Thursday, 27 March 2014

Bring me my pen, would you, Oldchap!

How could you not love a pen called Old Chap! (or Oldchap, strictly, without the space). It sounds as if it wears a tweed suit and a pair of brogues, and has an addiction to stiff upper lip and the art of understatement.

In fact, it's a French brand, so it would say 'litote' and not 'understatement'. And certainly the accommodation clip on this pen is anything but understated. It's in that rather overdone French art-nouveau meets Cthulhu vein that I'm never quite sure whether I love or hate. (Hate, probably.)

And here it is, photographed together with a Waterman Inkvue, because the material is almost, not quite, the same celluloid, with striking 'x-rays' in black and marbled grey (the Waterman is green). The effect of iridescence in the coloured rays is lovely. (Not so the brassing of the cap rings.) Its measurements are 12.3 cm long capped, 11.5 cm uncapped - just a bit shorter than the Waterman.


The ends of the pen, and the section, appear to be in ebonite which has gone somewhat olive. I removed the accommodation clip to see if originally the Oldchap had a different clip which had broken or been removed, but there's no sign that there was every anything there. 

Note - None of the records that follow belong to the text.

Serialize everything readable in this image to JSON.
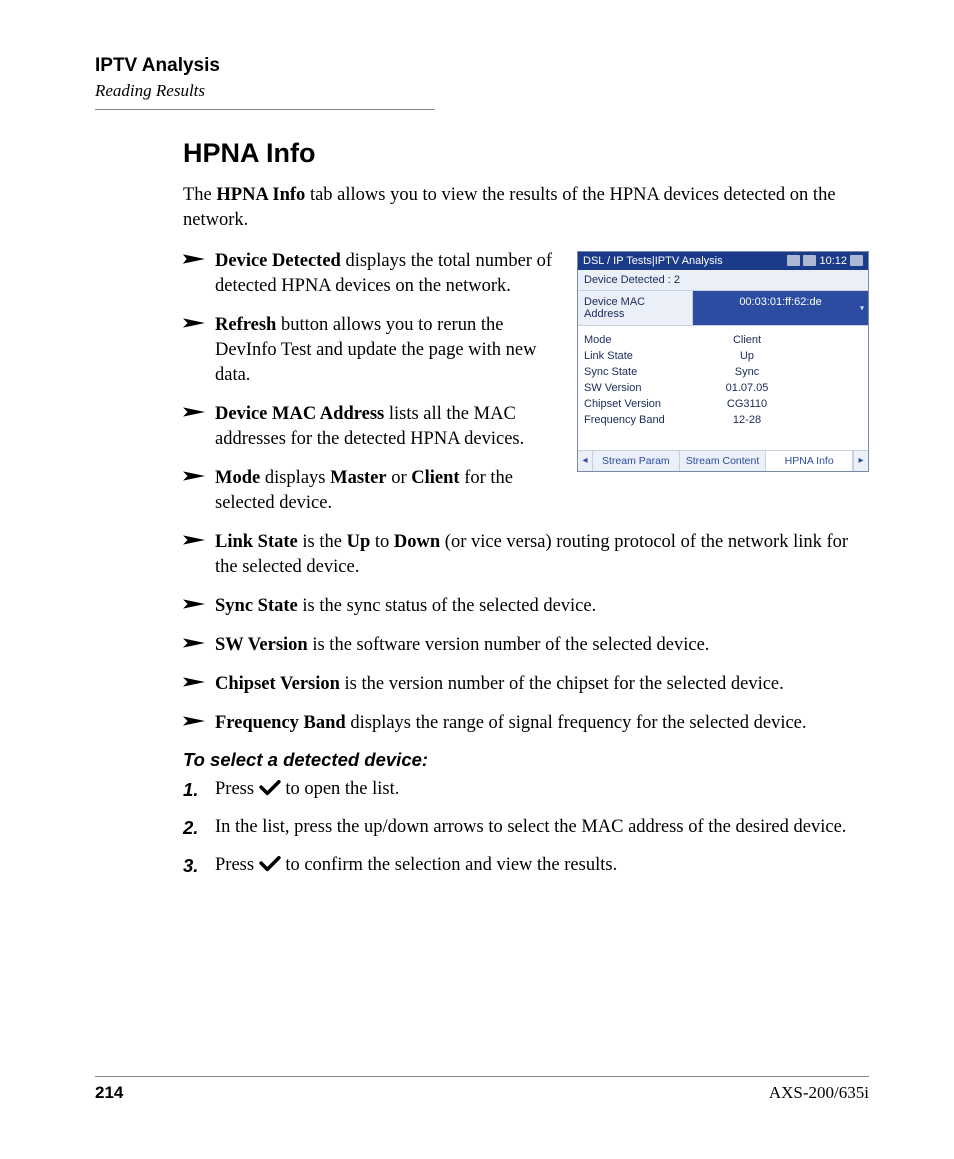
{
  "header": {
    "title": "IPTV Analysis",
    "subtitle": "Reading Results"
  },
  "section": {
    "title": "HPNA Info",
    "intro_pre": "The ",
    "intro_bold": "HPNA Info",
    "intro_post": " tab allows you to view the results of the HPNA devices detected on the network."
  },
  "bullets": [
    {
      "bold": "Device Detected",
      "text": " displays the total number of detected HPNA devices on the network."
    },
    {
      "bold": "Refresh",
      "text": " button allows you to rerun the DevInfo Test and update the page with new data."
    },
    {
      "bold": "Device MAC Address",
      "text": " lists all the MAC addresses for the detected HPNA devices."
    },
    {
      "bold": "Mode",
      "text_pre": " displays ",
      "b2": "Master",
      "mid": " or ",
      "b3": "Client",
      "text_post": " for the selected device."
    },
    {
      "bold": "Link State",
      "text_pre": " is the ",
      "b2": "Up",
      "mid": " to ",
      "b3": "Down",
      "text_post": " (or vice versa) routing protocol of the network link for the selected device."
    },
    {
      "bold": "Sync State",
      "text": " is the sync status of the selected device."
    },
    {
      "bold": "SW Version",
      "text": " is the software version number of the selected device."
    },
    {
      "bold": "Chipset Version",
      "text": " is the version number of the chipset for the selected device."
    },
    {
      "bold": "Frequency Band",
      "text": " displays the range of signal frequency for the selected device."
    }
  ],
  "instructions": {
    "heading": "To select a detected device:",
    "steps": [
      {
        "n": "1.",
        "pre": "Press ",
        "post": " to open the list."
      },
      {
        "n": "2.",
        "pre": "In the list, press the up/down arrows to select the MAC address of the desired device.",
        "post": ""
      },
      {
        "n": "3.",
        "pre": "Press ",
        "post": " to confirm the selection and view the results."
      }
    ]
  },
  "screenshot": {
    "title": "DSL / IP Tests|IPTV Analysis",
    "clock": "10:12",
    "detected_label": "Device Detected : 2",
    "mac_label": "Device MAC Address",
    "mac_value": "00:03:01:ff:62:de",
    "rows": [
      {
        "label": "Mode",
        "value": "Client"
      },
      {
        "label": "Link State",
        "value": "Up"
      },
      {
        "label": "Sync State",
        "value": "Sync"
      },
      {
        "label": "SW Version",
        "value": "01.07.05"
      },
      {
        "label": "Chipset Version",
        "value": "CG3110"
      },
      {
        "label": "Frequency Band",
        "value": "12-28"
      }
    ],
    "tabs": [
      {
        "label": "Stream Param",
        "active": false
      },
      {
        "label": "Stream Content",
        "active": false
      },
      {
        "label": "HPNA Info",
        "active": true
      }
    ]
  },
  "footer": {
    "page": "214",
    "model": "AXS-200/635i"
  }
}
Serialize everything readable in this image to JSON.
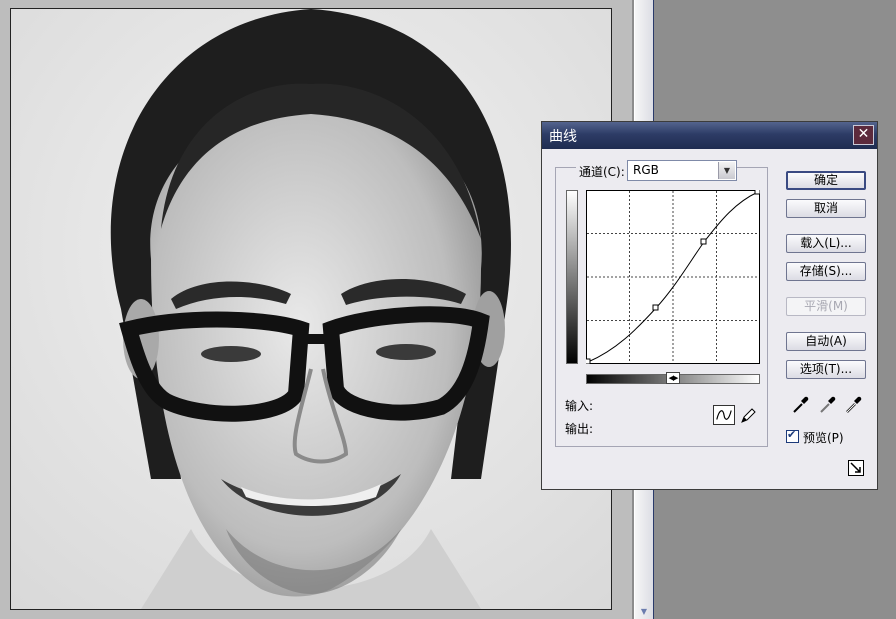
{
  "dialog": {
    "title": "曲线",
    "channel_label": "通道(C):",
    "channel_value": "RGB",
    "input_label": "输入:",
    "output_label": "输出:",
    "buttons": {
      "ok": "确定",
      "cancel": "取消",
      "load": "载入(L)...",
      "save": "存储(S)...",
      "smooth": "平滑(M)",
      "auto": "自动(A)",
      "options": "选项(T)..."
    },
    "preview_label": "预览(P)",
    "preview_checked": true,
    "curve_points": [
      [
        0,
        0
      ],
      [
        0.4,
        0.33
      ],
      [
        0.68,
        0.71
      ],
      [
        1,
        1
      ]
    ]
  },
  "icons": [
    "close-icon",
    "curve-tool-icon",
    "pencil-tool-icon",
    "black-eyedropper-icon",
    "gray-eyedropper-icon",
    "white-eyedropper-icon",
    "expand-icon"
  ]
}
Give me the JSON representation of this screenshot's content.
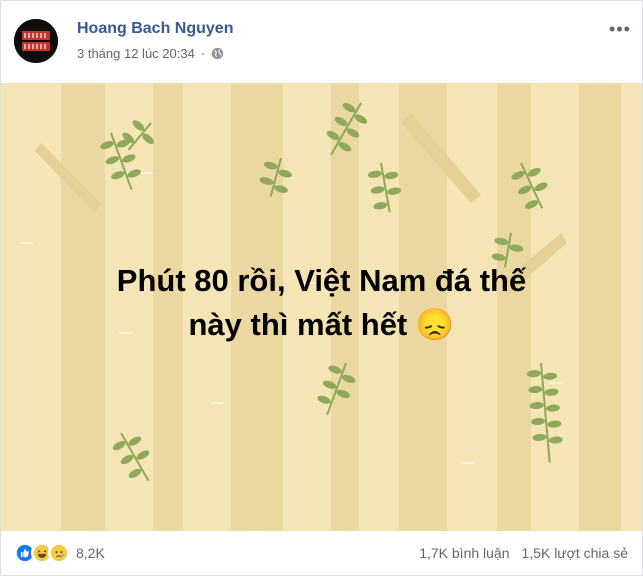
{
  "post": {
    "author": "Hoang Bach Nguyen",
    "timestamp": "3 tháng 12 lúc 20:34",
    "privacy_icon": "globe-icon",
    "avatar_text_top": "Sim",
    "avatar_text_bottom": "ms",
    "text_line1": "Phút 80 rồi, Việt Nam đá thế",
    "text_line2": "này thì mất hết",
    "emoji": "😞",
    "background_color": "#f4e4b6"
  },
  "footer": {
    "reaction_icons": [
      "like-icon",
      "haha-icon",
      "sad-icon"
    ],
    "reaction_count": "8,2K",
    "comments": "1,7K bình luận",
    "shares": "1,5K lượt chia sẻ"
  },
  "colors": {
    "author_link": "#385898",
    "muted": "#616770",
    "leaf": "#8ea957",
    "tree": "#e8d49f"
  }
}
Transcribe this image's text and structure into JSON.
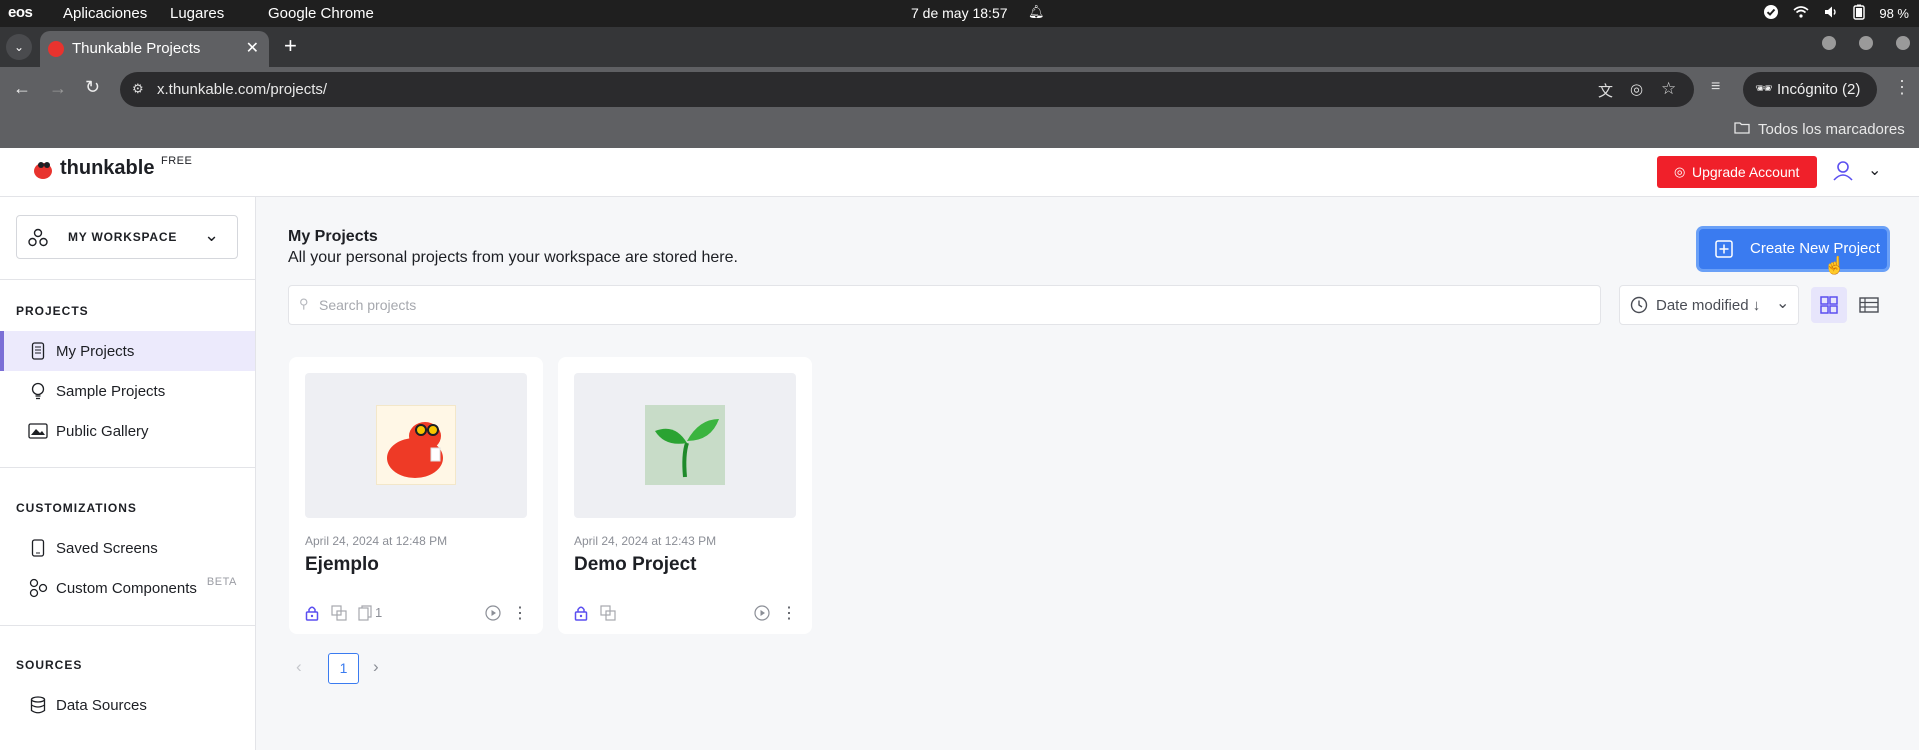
{
  "os": {
    "logo": "eos",
    "menu": [
      "Aplicaciones",
      "Lugares",
      "Google Chrome"
    ],
    "clock": "7 de may  18:57",
    "battery": "98 %"
  },
  "browser": {
    "tab_title": "Thunkable Projects",
    "url": "x.thunkable.com/projects/",
    "incognito_label": "Incógnito (2)",
    "bookmarks_label": "Todos los marcadores"
  },
  "app": {
    "brand": "thunkable",
    "plan_badge": "FREE",
    "upgrade_label": "Upgrade Account",
    "accent": "#5b4ff0",
    "upgrade_color": "#f0202a",
    "primary_blue": "#3a7bf0"
  },
  "sidebar": {
    "workspace_label": "MY WORKSPACE",
    "sections": [
      {
        "title": "PROJECTS",
        "items": [
          {
            "label": "My Projects",
            "icon": "phone-icon"
          },
          {
            "label": "Sample Projects",
            "icon": "lightbulb-icon"
          },
          {
            "label": "Public Gallery",
            "icon": "gallery-icon"
          }
        ]
      },
      {
        "title": "CUSTOMIZATIONS",
        "items": [
          {
            "label": "Saved Screens",
            "icon": "phone-icon"
          },
          {
            "label": "Custom Components",
            "icon": "components-icon",
            "badge": "BETA"
          }
        ]
      },
      {
        "title": "SOURCES",
        "items": [
          {
            "label": "Data Sources",
            "icon": "database-icon"
          }
        ]
      }
    ]
  },
  "main": {
    "title": "My Projects",
    "subtitle": "All your personal projects from your workspace are stored here.",
    "create_label": "Create New Project",
    "search_placeholder": "Search projects",
    "sort_label": "Date modified ↓",
    "projects": [
      {
        "date": "April 24, 2024 at 12:48 PM",
        "title": "Ejemplo",
        "copies": "1",
        "thumb": "mascot-image"
      },
      {
        "date": "April 24, 2024 at 12:43 PM",
        "title": "Demo Project",
        "thumb": "sprout-image"
      }
    ],
    "pagination": {
      "current": "1",
      "prev": "‹",
      "next": "›"
    }
  }
}
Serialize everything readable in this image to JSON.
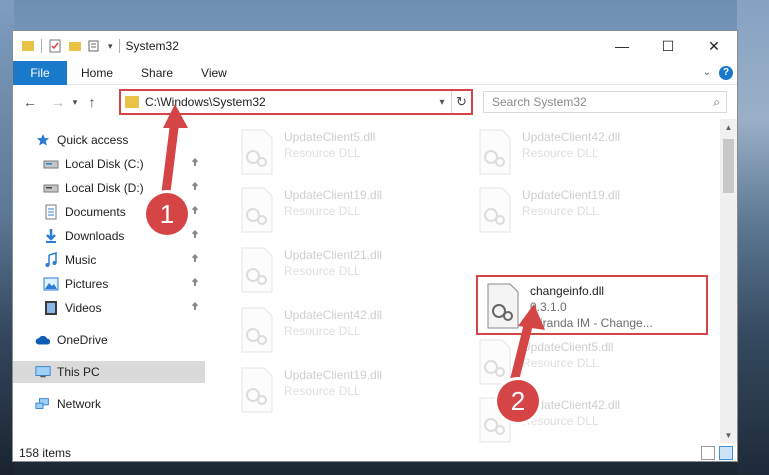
{
  "window": {
    "title": "System32",
    "controls": {
      "minimize": "—",
      "maximize": "☐",
      "close": "✕"
    }
  },
  "ribbon": {
    "tabs": [
      "File",
      "Home",
      "Share",
      "View"
    ],
    "collapse_icon": "chevron-down-icon",
    "help": "?"
  },
  "navigation": {
    "back": "←",
    "forward": "→",
    "dropdown": "▾",
    "up": "↑",
    "address": "C:\\Windows\\System32",
    "address_dropdown": "▾",
    "refresh": "↻",
    "search_placeholder": "Search System32",
    "search_icon": "⌕"
  },
  "sidebar": {
    "items": [
      {
        "label": "Quick access",
        "icon": "star-icon",
        "pinned": false
      },
      {
        "label": "Local Disk (C:)",
        "icon": "drive-icon",
        "pinned": true
      },
      {
        "label": "Local Disk (D:)",
        "icon": "drive-icon",
        "pinned": true
      },
      {
        "label": "Documents",
        "icon": "documents-icon",
        "pinned": true
      },
      {
        "label": "Downloads",
        "icon": "download-icon",
        "pinned": true
      },
      {
        "label": "Music",
        "icon": "music-icon",
        "pinned": true
      },
      {
        "label": "Pictures",
        "icon": "pictures-icon",
        "pinned": true
      },
      {
        "label": "Videos",
        "icon": "videos-icon",
        "pinned": true
      },
      {
        "label": "OneDrive",
        "icon": "cloud-icon",
        "pinned": false
      },
      {
        "label": "This PC",
        "icon": "computer-icon",
        "pinned": false,
        "selected": true
      },
      {
        "label": "Network",
        "icon": "network-icon",
        "pinned": false
      }
    ],
    "pin_glyph": "📌"
  },
  "files": [
    {
      "name": "UpdateClient5.dll",
      "desc": "Resource DLL",
      "faded": true
    },
    {
      "name": "UpdateClient42.dll",
      "desc": "Resource DLL",
      "faded": true
    },
    {
      "name": "UpdateClient19.dll",
      "desc": "Resource DLL",
      "faded": true
    },
    {
      "name": "UpdateClient19.dll",
      "desc": "Resource DLL",
      "faded": true
    },
    {
      "name": "UpdateClient21.dll",
      "desc": "Resource DLL",
      "faded": true
    },
    {
      "name": "changeinfo.dll",
      "version": "0.3.1.0",
      "desc": "Miranda IM - Change...",
      "faded": false,
      "highlighted": true
    },
    {
      "name": "UpdateClient42.dll",
      "desc": "Resource DLL",
      "faded": true
    },
    {
      "name": "UpdateClient5.dll",
      "desc": "Resource DLL",
      "faded": true
    },
    {
      "name": "UpdateClient19.dll",
      "desc": "Resource DLL",
      "faded": true
    },
    {
      "name": "UpdateClient42.dll",
      "desc": "Resource DLL",
      "faded": true
    }
  ],
  "status": {
    "item_count": "158 items"
  },
  "callouts": [
    {
      "label": "1",
      "color": "#d64545"
    },
    {
      "label": "2",
      "color": "#d64545"
    }
  ],
  "colors": {
    "accent": "#1979ca",
    "highlight": "#d64545",
    "folder": "#e9c246"
  }
}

The Oldchap is a lever filler. The lever is rather boring, particularly compared to the beautifully precise lever box and articulated lever of the Waterman. But it's well made, the end slightly bent to recess it into the shallow scooped end of the slot. There's no imprint  anywhere on the barrel. And this is a traditional lever filler, as far as I can see, with a traditional lever, not trying any of the advanced engineering tricks of the Inkvue with its lever-actuated bulb-filling mechanism and backwards-fitted lever.

Now, as for the nib. It's quite big - nearly 22mm long, almost exactly the same length as the Waterman, as it turns out, but a good bit wider. 18 carats, which is correct for a French made pen (14 carats/585 didn't qualify as 'or massif' according to the French assay regulations, so I'm told). And on dipping it I find that it writes, quite fine, and with a little flex. A little bit of feedback when I flex it hard, otherwise, it's quite smooth. 


I'm really quite impressed by this pen. It's a stunning looking beast, nicely made, and now sits in a box together with the Ink-Vue looking, if not quite a million dollars, at least worthy of its companion pen. I will be looking out for moreof the same: Tally-Ho, Oldchaps!